LGAQ CEO Greg Hallam urged the CCC’s parliamentary watchdog, the Parliamentary Crime and Corruption Committee (PCCC), to take on board the points raised by Clerk of the Parliament Neil Laurie in his submission to its review of CCC activities, including whether it should be investigator, reporter and prosecutor.
“Generally there is separation between investigators and prosecutors. There are sound reasons for this separation. This separation is particularly important for the exercise of prosecutorial discretion, which refers to when a prosecutor has the power to decide whether or not to charge a person for a crime (despite there being a prima facie case), and which criminal charges to file or discontinue. It is also important when there are serious and complex charges which may be issued in a matter.”
Mr Laurie’s submission also raises concerns about the current diversity of the CCC and whether it reflects the original vision of the Fitzgerald Inquiry, among other issues.
Mr Hallam said the LGAQ had repeatedly raised concerns about the CCC’s role and the need for separation between its investigations and any decision to lay charges following an investigation.
“There must be a separation between investigators and prosecutors to ensure the decision over whether to charge a person over evidence gleaned by the CCC is made independently and with complete objectivity,” Mr Hallam said.
“You only have to look at the travesty of justice that took place against the seven former Logan councillors in the CCC’s now-failed fraud case against them to see why this separation is important.
“A duly elected council was sacked and the careers and reputations of seven former councillors destroyed over charges laid by the CCC that have now been found to have been baseless, with the Director of Public Prosecutions (DPP) withdrawing them last month due to lack of evidence.
“It is clear from the DPP’s decision to withdraw those charges that they should never have been laid in the first place.
“We urge the PCCC to carefully consider this as part of its review.”
Mr Hallam said the LGAQ was also continuing in its calls for an independent inquiry into the CCC’s actions in the now failed case against the Logan councillors.
“It has been 27 days since the case against these councillors was dismissed and we issued our call for action to address the gross injustice,” he said.

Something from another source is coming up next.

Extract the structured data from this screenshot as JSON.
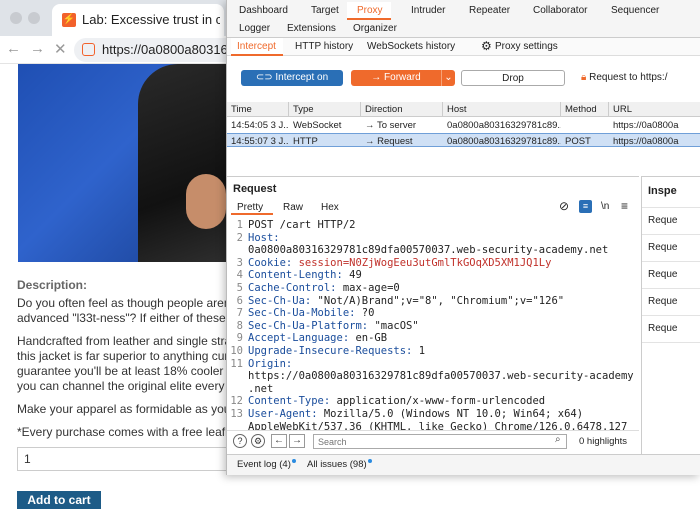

“There must be an inquiry in the interests of transparency and accountability, to ensure this debacle can never be repeated.”